This runs a virtual check-out and check-in of all three stages of a file when resolving a three-way merge. This option is meant to be used when merging branches with different clean filters or end-of-line normalization rules. See "Merging branches with differing checkin/checkout attributes" in gitattributes(5) for details.
Disables the renormalize option. This overrides the merge.renormalize configuration variable.
Controls the similarity threshold used for rename detection. See also git-diff(1) -M.
This option is a more advanced form of subtree strategy, where the strategy makes a guess on how two trees must be shifted to match with each other when merging. Instead, the specified path is prefixed (or stripped from the beginning) to make the shape of two trees to match.
This resolves cases with more than two heads, but refuses to do a complex merge that needs manual resolution. It is primarily meant to be used for bundling topic branch heads together. This is the default merge strategy when pulling or merging more than on

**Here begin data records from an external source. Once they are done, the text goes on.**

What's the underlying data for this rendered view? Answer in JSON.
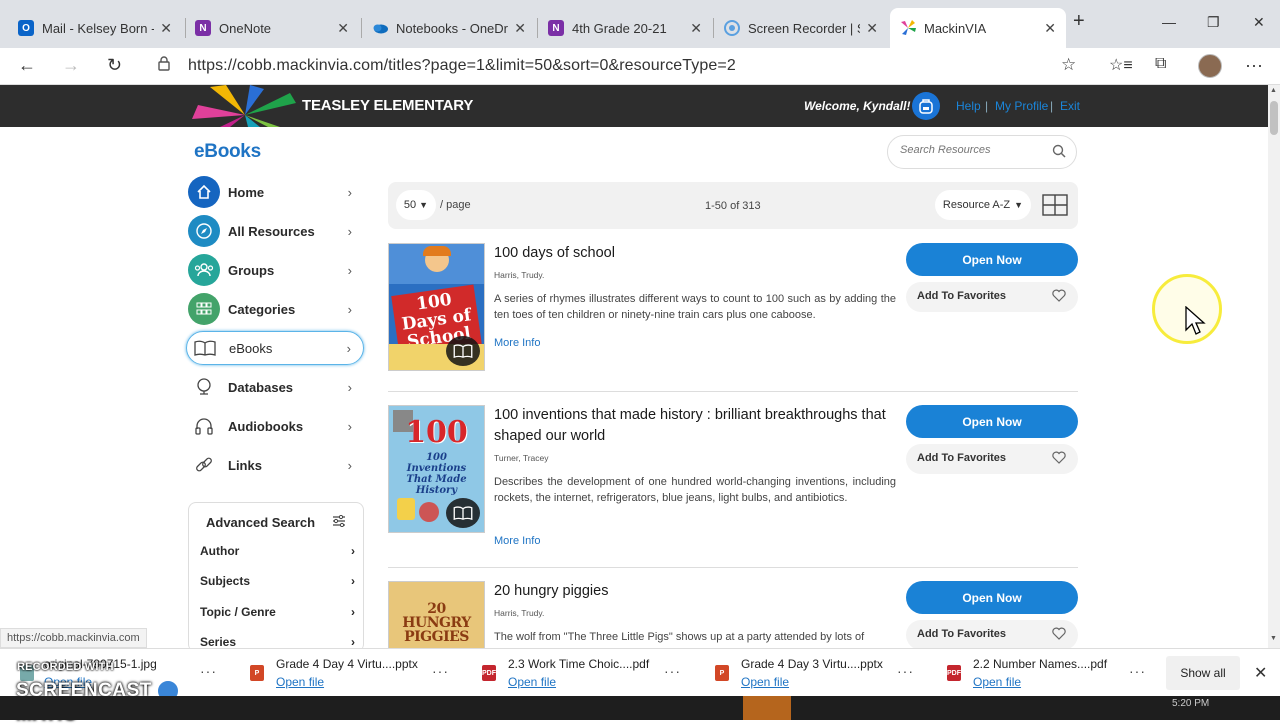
{
  "browser": {
    "tabs": [
      {
        "title": "Mail - Kelsey Born - O",
        "icon": "outlook-icon",
        "color": "#0a64c8",
        "letter": "O"
      },
      {
        "title": "OneNote",
        "icon": "onenote-icon",
        "color": "#7b2fa6",
        "letter": "N"
      },
      {
        "title": "Notebooks - OneDri",
        "icon": "onedrive-icon",
        "color": "#0f6cbd",
        "letter": ""
      },
      {
        "title": "4th Grade 20-21",
        "icon": "onenote-icon",
        "color": "#7b2fa6",
        "letter": "N"
      },
      {
        "title": "Screen Recorder | Sc",
        "icon": "screencast-icon",
        "color": "#5aa0e0",
        "letter": ""
      },
      {
        "title": "MackinVIA",
        "icon": "mackin-icon",
        "color": "#e0409a",
        "letter": ""
      }
    ],
    "url": "https://cobb.mackinvia.com/titles?page=1&limit=50&sort=0&resourceType=2"
  },
  "header": {
    "school": "TEASLEY ELEMENTARY",
    "welcome": "Welcome, Kyndall!",
    "help": "Help",
    "profile": "My Profile",
    "exit": "Exit",
    "sep": "|"
  },
  "sidebar": {
    "title": "eBooks",
    "items": [
      {
        "label": "Home",
        "icon": "home-icon",
        "color": "#1565c0"
      },
      {
        "label": "All Resources",
        "icon": "compass-icon",
        "color": "#1e8bc3"
      },
      {
        "label": "Groups",
        "icon": "users-icon",
        "color": "#26a69a"
      },
      {
        "label": "Categories",
        "icon": "grid-icon",
        "color": "#43a36a"
      },
      {
        "label": "eBooks",
        "icon": "book-icon",
        "color": "#ffffff"
      },
      {
        "label": "Databases",
        "icon": "globe-icon",
        "color": "#ffffff"
      },
      {
        "label": "Audiobooks",
        "icon": "headphones-icon",
        "color": "#ffffff"
      },
      {
        "label": "Links",
        "icon": "link-icon",
        "color": "#ffffff"
      }
    ],
    "advanced": {
      "title": "Advanced Search",
      "rows": [
        "Author",
        "Subjects",
        "Topic / Genre",
        "Series"
      ]
    }
  },
  "search": {
    "placeholder": "Search Resources"
  },
  "toolbar": {
    "per_page": "50",
    "per_page_label": "/ page",
    "count": "1-50 of 313",
    "sort": "Resource A-Z"
  },
  "resources": [
    {
      "title": "100 days of school",
      "author": "Harris, Trudy.",
      "description": "A series of rhymes illustrates different ways to count to 100 such as by adding the ten toes of ten children or ninety-nine train cars plus one caboose.",
      "more": "More Info",
      "open": "Open Now",
      "fav": "Add To Favorites",
      "cover_title": "100 Days of School",
      "cover_bg": "#2b6fc2"
    },
    {
      "title": "100 inventions that made history : brilliant breakthroughs that shaped our world",
      "author": "Turner, Tracey",
      "description": "Describes the development of one hundred world-changing inventions, including rockets, the internet, refrigerators, blue jeans, light bulbs, and antibiotics.",
      "more": "More Info",
      "open": "Open Now",
      "fav": "Add To Favorites",
      "cover_title": "100 Inventions That Made History",
      "cover_bg": "#8fc8e6"
    },
    {
      "title": "20 hungry piggies",
      "author": "Harris, Trudy.",
      "description": "The wolf from \"The Three Little Pigs\" shows up at a party attended by lots of",
      "open": "Open Now",
      "fav": "Add To Favorites",
      "cover_title": "20 HUNGRY PIGGIES",
      "cover_bg": "#e8c67a"
    }
  ],
  "status_url": "https://cobb.mackinvia.com",
  "downloads": [
    {
      "name": "original-790715-1.jpg",
      "open": "Open file",
      "type": "jpg"
    },
    {
      "name": "Grade 4 Day 4 Virtu....pptx",
      "open": "Open file",
      "type": "pptx"
    },
    {
      "name": "2.3 Work Time Choic....pdf",
      "open": "Open file",
      "type": "pdf"
    },
    {
      "name": "Grade 4 Day 3 Virtu....pptx",
      "open": "Open file",
      "type": "pptx"
    },
    {
      "name": "2.2 Number Names....pdf",
      "open": "Open file",
      "type": "pdf"
    }
  ],
  "show_all": "Show all",
  "watermark": {
    "line1": "RECORDED WITH",
    "line2a": "SCREENCAST",
    "line2b": "MATIC"
  },
  "clock": "5:20 PM"
}
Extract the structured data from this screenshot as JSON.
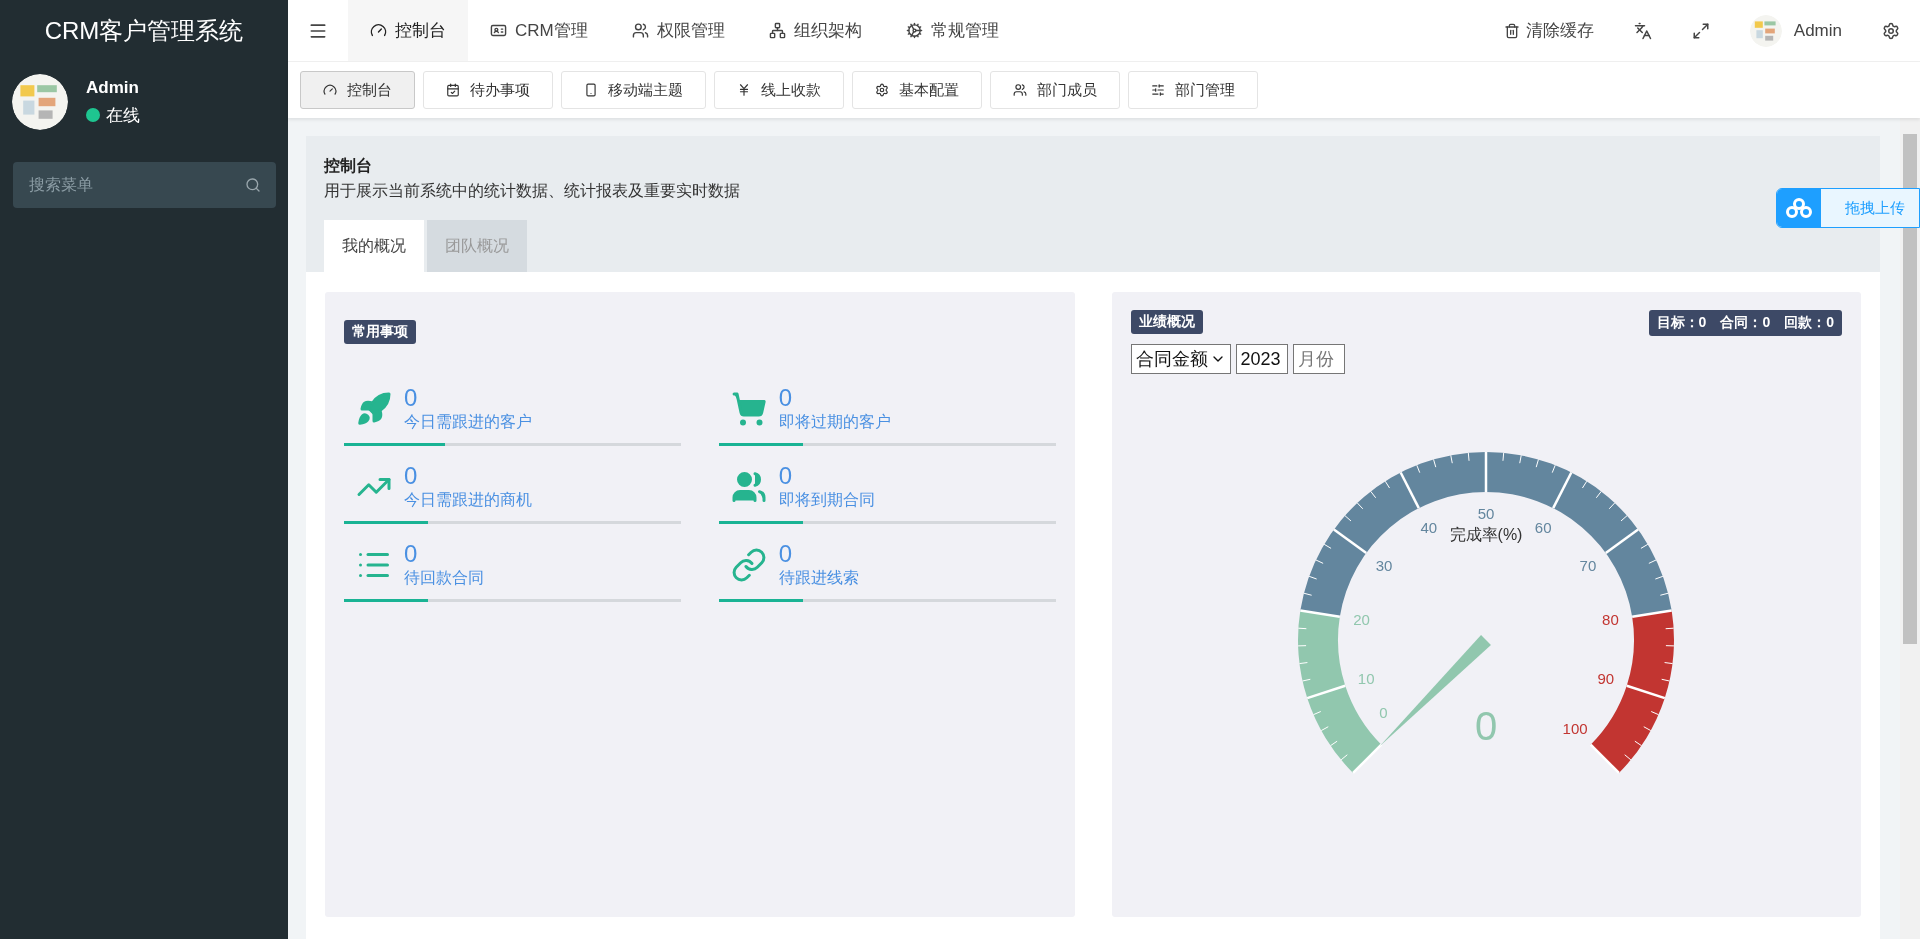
{
  "sidebar": {
    "title": "CRM客户管理系统",
    "user": {
      "name": "Admin",
      "status": "在线",
      "online": true
    },
    "search": {
      "placeholder": "搜索菜单"
    }
  },
  "top_nav": {
    "items": [
      {
        "label": "控制台",
        "selected": true
      },
      {
        "label": "CRM管理",
        "selected": false
      },
      {
        "label": "权限管理",
        "selected": false
      },
      {
        "label": "组织架构",
        "selected": false
      },
      {
        "label": "常规管理",
        "selected": false
      }
    ],
    "actions": [
      {
        "kind": "clear-cache",
        "label": "清除缓存"
      },
      {
        "kind": "translate"
      },
      {
        "kind": "fullscreen"
      },
      {
        "kind": "user",
        "label": "Admin"
      },
      {
        "kind": "settings"
      }
    ]
  },
  "page_tabs": [
    {
      "label": "控制台",
      "selected": true
    },
    {
      "label": "待办事项",
      "selected": false
    },
    {
      "label": "移动端主题",
      "selected": false
    },
    {
      "label": "线上收款",
      "selected": false
    },
    {
      "label": "基本配置",
      "selected": false
    },
    {
      "label": "部门成员",
      "selected": false
    },
    {
      "label": "部门管理",
      "selected": false
    }
  ],
  "header": {
    "title": "控制台",
    "subtitle": "用于展示当前系统中的统计数据、统计报表及重要实时数据"
  },
  "view_tabs": [
    {
      "label": "我的概况",
      "selected": true
    },
    {
      "label": "团队概况",
      "selected": false
    }
  ],
  "common": {
    "badge": "常用事项",
    "items": [
      {
        "count": "0",
        "label": "今日需跟进的客户",
        "level": 0.3
      },
      {
        "count": "0",
        "label": "即将过期的客户",
        "level": 0.25
      },
      {
        "count": "0",
        "label": "今日需跟进的商机",
        "level": 0.25
      },
      {
        "count": "0",
        "label": "即将到期合同",
        "level": 0.25
      },
      {
        "count": "0",
        "label": "待回款合同",
        "level": 0.25
      },
      {
        "count": "0",
        "label": "待跟进线索",
        "level": 0.25
      }
    ]
  },
  "performance": {
    "badge": "业绩概况",
    "stats": [
      "目标：0",
      "合同：0",
      "回款：0"
    ],
    "metric": {
      "value": "合同金额"
    },
    "year": {
      "value": "2023"
    },
    "month": {
      "placeholder": "月份"
    },
    "gauge": {
      "title": "完成率(%)",
      "value": "0",
      "labels": [
        "0",
        "10",
        "20",
        "30",
        "40",
        "50",
        "60",
        "70",
        "80",
        "90",
        "100"
      ]
    }
  },
  "upload_button": {
    "label": "拖拽上传"
  }
}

This resolves any number of heads, but the resulting tree of the merge is always that of the current branch head, effectively ignoring all changes from all other branches. It is meant to be used to supersede old development history of side branches. Note that this is different from the -Xours option to the recursive merge strategy.
This is a modified recursive strategy. When merging trees A and B, if B corresponds to a subtree of A, B is first adjusted to match the tree structure of A, instead of reading the trees at the same level. This adjustment is also done to the common ancestor tree.
Often people use git pull without giving any parameter. Traditionally, this has been equivalent to saying git pull origin. However, when configuration branch.<name>.remote is present while on branch <name>, that value is used instead of origin.
In order to determine what URL to use to fetch from, the value of the configuration remote.<origin>.url is consulted and if there is not any such variable, the value on URL: ` line in `$GIT_DIR/remotes/<origin> file is used.
In order to determine what remote branches to fetch (and optionally store in the remote-tracking branches) when the command is run without any refspec parameters on the command line, values of the configuration variable remote.<origin>.fetch are consulted, and if there aren’t any,$GIT_DIR/remotes/<origin> file is consulted and its `Pull: ` lines are used. In addition to the refspec formats described in the OPTIONS section, you can have a globbing refspec that looks like this:
A globbing refspec must have a non-empty RHS (i.e. must store what were fetched in remote-tracking branches), and its LHS and RHS must end with/*. The above specifies that all remote branches are tracked using remote-tracking branches in refs/remotes/origin/ hierarchy under the same name.
The rule to determine which remote branch to merge after fetching is a bit involved, in order not to break backward compatibility.
If explicit refspecs were given on the command line of git pull, they are all merged.
When no refspec was given on the command line, then git pull uses the refspec from the configuration or $GIT_DIR/remotes/<origin>. In such cases, the following rules apply:
If branch.<name>.merge configuration for the current branch <name> exists, that is the name of the branch at the remote site that is merged.
If the refspec is a globbing on
Otherwise the remote branch of the first refspec is merged.
Update the remote-tracking branches for the repository you cloned from, then merge on
Normally the branch merged in is the HEAD of the remote repository, but the choice is determined by the branch.<name>.remote and branch.<name>.merge options; see git-config(1) for details.
Merge into the current branch the remote branch next:
This leaves a copy of next temporarily in FETCH_HEAD, but does not update any remote-tracking branches. Using remote-tracking branches, the same can be done by invoking fetch and merge:
If you tried a pull which resulted in a complex conflicts and would want to start over, you can recover with git reset.
Using --recurse-submodules can on